Website and app data records
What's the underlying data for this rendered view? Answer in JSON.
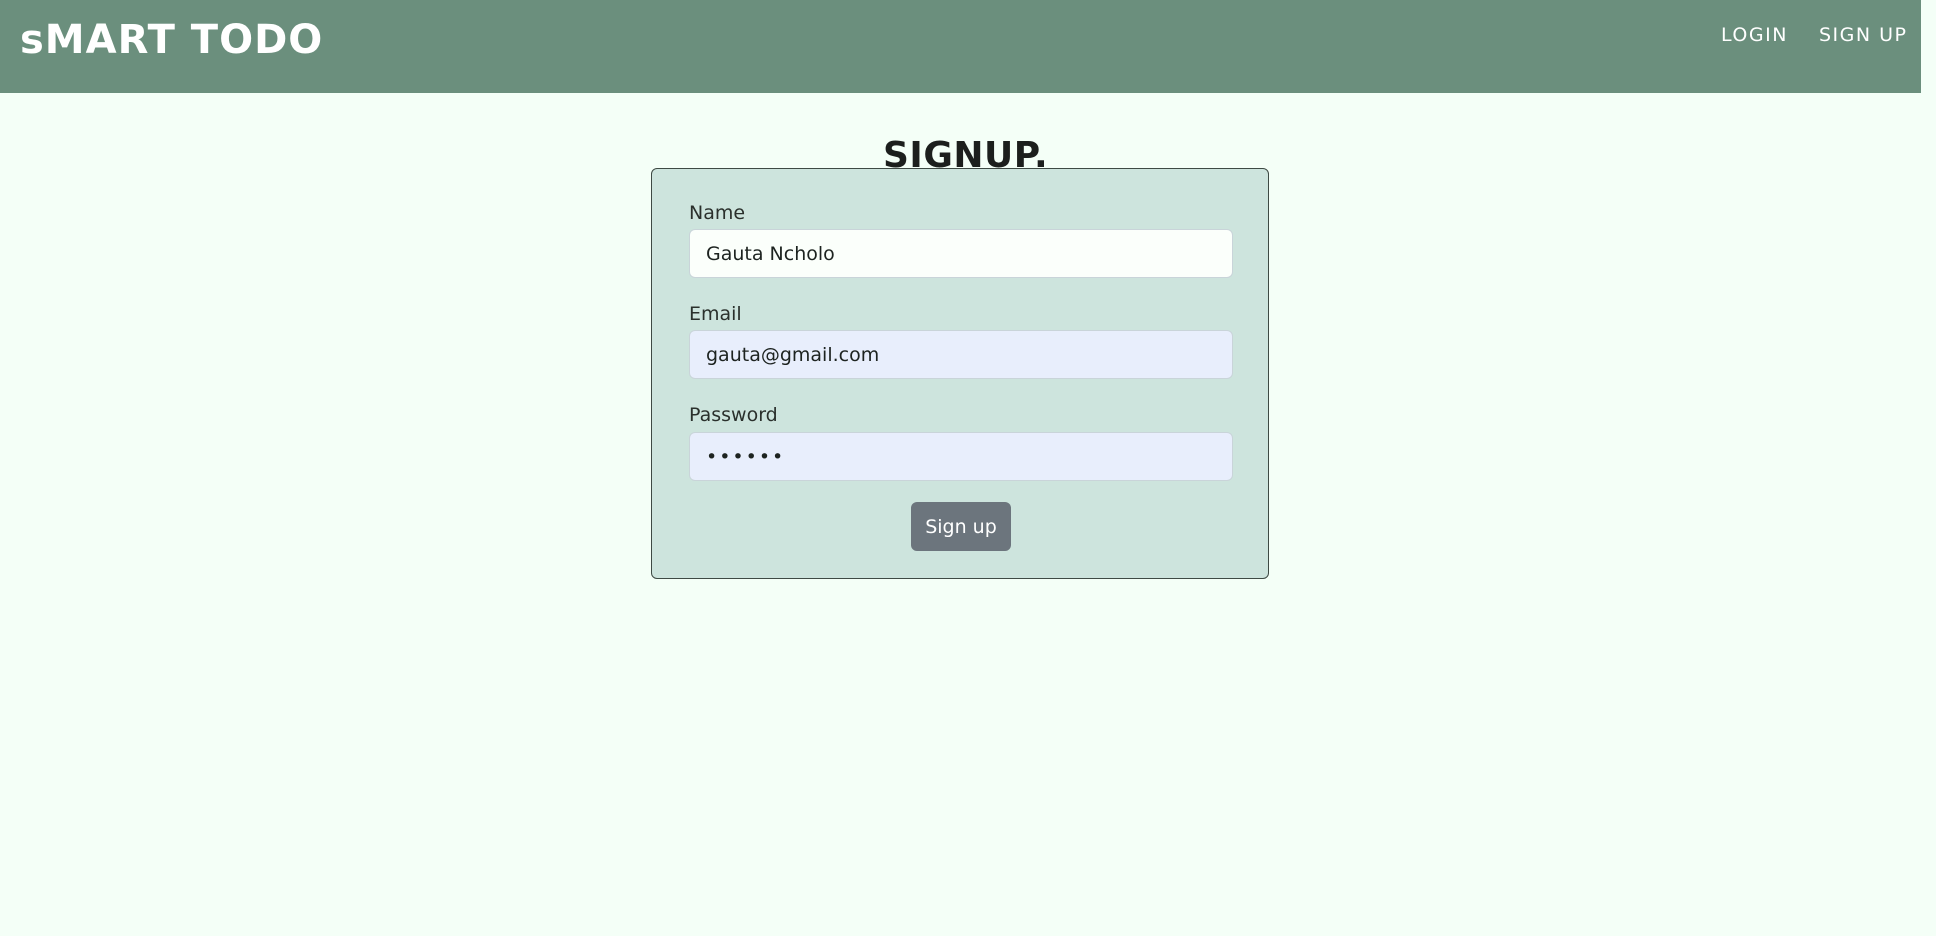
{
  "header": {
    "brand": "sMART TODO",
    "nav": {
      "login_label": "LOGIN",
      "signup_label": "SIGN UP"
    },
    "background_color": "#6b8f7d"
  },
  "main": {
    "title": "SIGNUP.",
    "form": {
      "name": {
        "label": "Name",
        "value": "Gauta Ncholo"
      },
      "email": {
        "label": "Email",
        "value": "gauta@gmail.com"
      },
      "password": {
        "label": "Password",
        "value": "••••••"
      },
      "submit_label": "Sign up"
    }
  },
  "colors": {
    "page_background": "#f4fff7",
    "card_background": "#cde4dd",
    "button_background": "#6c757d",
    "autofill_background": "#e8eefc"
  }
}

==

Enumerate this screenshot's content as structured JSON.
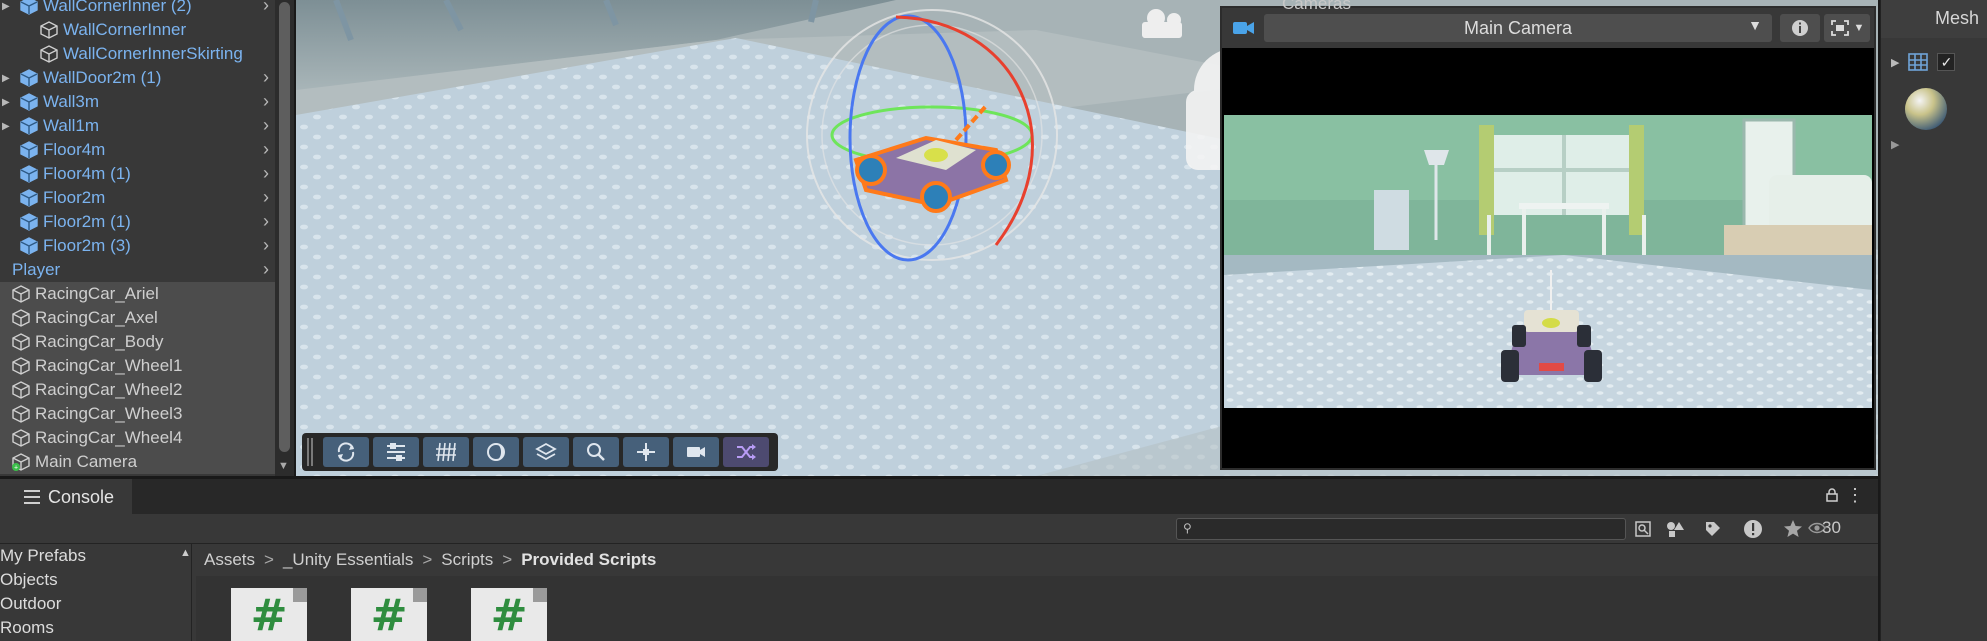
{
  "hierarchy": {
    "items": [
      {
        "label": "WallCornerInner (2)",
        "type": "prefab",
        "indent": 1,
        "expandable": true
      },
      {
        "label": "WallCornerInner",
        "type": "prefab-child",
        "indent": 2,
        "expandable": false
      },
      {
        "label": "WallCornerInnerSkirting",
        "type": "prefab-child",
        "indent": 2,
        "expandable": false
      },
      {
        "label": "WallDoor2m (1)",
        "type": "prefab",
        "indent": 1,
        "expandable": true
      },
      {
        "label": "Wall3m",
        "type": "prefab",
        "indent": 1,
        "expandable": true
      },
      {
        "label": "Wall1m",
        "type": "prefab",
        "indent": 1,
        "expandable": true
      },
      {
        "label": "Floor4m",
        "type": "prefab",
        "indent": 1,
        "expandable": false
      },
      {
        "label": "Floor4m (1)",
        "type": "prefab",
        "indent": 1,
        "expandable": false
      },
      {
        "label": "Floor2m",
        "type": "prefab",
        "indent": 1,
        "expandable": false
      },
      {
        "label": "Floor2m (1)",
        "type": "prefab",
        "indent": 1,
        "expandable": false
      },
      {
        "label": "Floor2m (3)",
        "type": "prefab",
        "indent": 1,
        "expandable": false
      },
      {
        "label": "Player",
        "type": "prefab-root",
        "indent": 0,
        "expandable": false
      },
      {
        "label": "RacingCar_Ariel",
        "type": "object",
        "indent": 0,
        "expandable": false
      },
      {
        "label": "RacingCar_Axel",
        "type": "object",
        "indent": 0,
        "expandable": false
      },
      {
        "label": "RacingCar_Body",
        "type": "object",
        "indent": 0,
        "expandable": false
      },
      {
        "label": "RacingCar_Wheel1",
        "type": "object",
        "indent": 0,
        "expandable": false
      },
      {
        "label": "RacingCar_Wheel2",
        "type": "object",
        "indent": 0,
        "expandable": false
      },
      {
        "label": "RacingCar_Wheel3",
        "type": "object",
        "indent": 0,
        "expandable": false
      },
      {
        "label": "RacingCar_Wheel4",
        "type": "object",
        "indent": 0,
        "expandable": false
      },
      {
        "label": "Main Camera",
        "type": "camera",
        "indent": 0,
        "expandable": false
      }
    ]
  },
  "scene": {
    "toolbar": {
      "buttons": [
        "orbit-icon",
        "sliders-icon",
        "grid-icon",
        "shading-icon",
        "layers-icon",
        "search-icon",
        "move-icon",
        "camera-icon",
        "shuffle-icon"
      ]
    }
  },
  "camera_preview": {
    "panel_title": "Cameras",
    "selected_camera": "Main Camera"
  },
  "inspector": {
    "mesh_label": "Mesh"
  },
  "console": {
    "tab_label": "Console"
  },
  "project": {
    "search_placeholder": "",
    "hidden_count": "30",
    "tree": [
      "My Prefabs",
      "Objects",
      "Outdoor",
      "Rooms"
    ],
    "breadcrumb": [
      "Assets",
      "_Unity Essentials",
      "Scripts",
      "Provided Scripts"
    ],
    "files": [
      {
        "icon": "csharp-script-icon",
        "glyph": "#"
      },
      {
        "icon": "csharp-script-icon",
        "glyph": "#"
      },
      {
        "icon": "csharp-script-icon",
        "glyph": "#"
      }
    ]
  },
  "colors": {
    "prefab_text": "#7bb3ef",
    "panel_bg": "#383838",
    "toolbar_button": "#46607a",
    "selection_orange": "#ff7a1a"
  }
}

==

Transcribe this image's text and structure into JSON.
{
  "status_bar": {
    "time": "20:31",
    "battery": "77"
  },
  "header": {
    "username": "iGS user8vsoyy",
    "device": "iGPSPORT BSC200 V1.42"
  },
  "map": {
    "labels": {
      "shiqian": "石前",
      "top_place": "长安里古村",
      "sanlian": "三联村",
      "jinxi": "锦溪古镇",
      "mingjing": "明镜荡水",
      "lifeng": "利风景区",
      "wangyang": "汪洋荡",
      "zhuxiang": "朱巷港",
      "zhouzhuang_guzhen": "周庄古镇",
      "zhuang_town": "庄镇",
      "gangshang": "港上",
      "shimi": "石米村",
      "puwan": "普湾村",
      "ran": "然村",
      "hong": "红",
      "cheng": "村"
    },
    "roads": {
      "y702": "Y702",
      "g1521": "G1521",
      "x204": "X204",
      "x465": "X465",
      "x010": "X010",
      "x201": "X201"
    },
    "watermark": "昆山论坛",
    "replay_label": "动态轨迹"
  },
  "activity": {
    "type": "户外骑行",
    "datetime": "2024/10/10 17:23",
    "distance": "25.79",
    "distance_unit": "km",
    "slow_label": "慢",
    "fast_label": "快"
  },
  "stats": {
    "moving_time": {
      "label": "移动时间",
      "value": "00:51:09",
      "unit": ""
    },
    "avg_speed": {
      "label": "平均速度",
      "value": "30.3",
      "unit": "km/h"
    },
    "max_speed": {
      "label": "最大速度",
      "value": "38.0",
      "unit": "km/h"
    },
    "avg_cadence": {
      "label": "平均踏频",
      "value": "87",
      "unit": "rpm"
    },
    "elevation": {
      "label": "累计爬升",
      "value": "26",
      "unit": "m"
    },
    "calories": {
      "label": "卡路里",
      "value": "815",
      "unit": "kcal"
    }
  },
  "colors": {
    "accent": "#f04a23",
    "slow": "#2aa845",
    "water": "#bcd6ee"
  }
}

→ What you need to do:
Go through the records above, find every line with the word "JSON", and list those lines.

→ Finished task:
What's the underlying data for this rendered view? Answer in JSON.
Enumerate this screenshot's content as structured JSON.
Transcribe this image's text and structure into JSON.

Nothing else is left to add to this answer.